South Yorkshire Times August 9, 1958
Surface Workers To Train For Underground Jobs
N.C.B. Scheme to Cope with Redundancy at Cadeby Main
Work May Be Found For 30 Out of 42 Dismissed
A new scheme is to be organised by the National Coal Board whereby about 30 colliery surface workers from Cadeby Colliery, who have been made redundant because of the centralisation scheme for Denaby and Cadeby Collieries, are to be trained for underground work at Cadeby Colliery if they so wish. Men who have worked on the surface of the colliery for years will, under this scheme, be trained for underground work.
Forty-two surface workers became redundant at the , week-end, having served two weeks’ notice. Of this number twelve are over the retiring age and cannot be accommodated underground through the training scheme.
The redundancy has not affected underground workers at the colliery and there are, in , fact, about 30 vacancies which are expected to be filled by the 30 workers under the age of 65 years.
Coun. J. Prendergast, N.U.M. branch secretary at the colliery, told a ” South Yorkshire Times reporter this week that several of the redundant men had already shown an interest in the training scheme which had been organised by No. 3 area headquarters to be held at Cadeby colliery.
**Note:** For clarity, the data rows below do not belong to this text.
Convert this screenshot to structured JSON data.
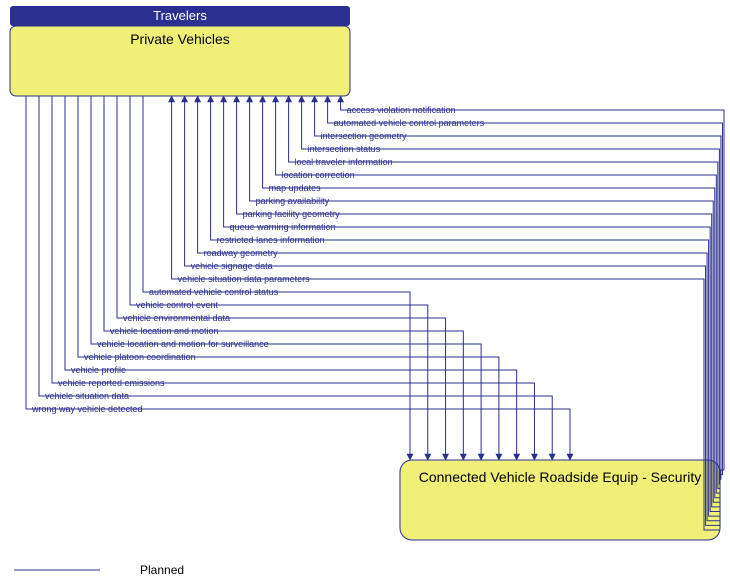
{
  "top_node": {
    "header": "Travelers",
    "title": "Private Vehicles"
  },
  "bottom_node": {
    "title": "Connected Vehicle Roadside Equip - Security"
  },
  "legend": {
    "planned": "Planned"
  },
  "flows_up": [
    "access violation notification",
    "automated vehicle control parameters",
    "intersection geometry",
    "intersection status",
    "local traveler information",
    "location correction",
    "map updates",
    "parking availability",
    "parking facility geometry",
    "queue warning information",
    "restricted lanes information",
    "roadway geometry",
    "vehicle signage data",
    "vehicle situation data parameters"
  ],
  "flows_down": [
    "automated vehicle control status",
    "vehicle control event",
    "vehicle environmental data",
    "vehicle location and motion",
    "vehicle location and motion for surveillance",
    "vehicle platoon coordination",
    "vehicle profile",
    "vehicle reported emissions",
    "vehicle situation data",
    "wrong way vehicle detected"
  ]
}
He said he expected most of the men to be settled underground.
The redundancy has been caused among surface workers through the link-up of the Parkgate seam at Denaby with Cadeby colliery in the £4.14 million centralisation scheme. which, when completed, will enable all the coal mined at Denaby together with that at Cadeby to be brought to the surface at Cadeby by a new electrical skip winding installation and treated at a new washery plant which is now undergoing trials at Cadeby.
Because some Denaby coal is now being brought up at Cadeby some surface workers from Denaby have been transferred to Cadeby. Because of this and because fewer men will be needed now the centralisation scheme is beginning to’ come into effect, there was an excess number of surface workers at Cadeby.
Mr. Prendergast said it was forecast that another 40 men would probably become redundant during the next 18 months, but it was hoped to find these men work in odd places throughout the colliery.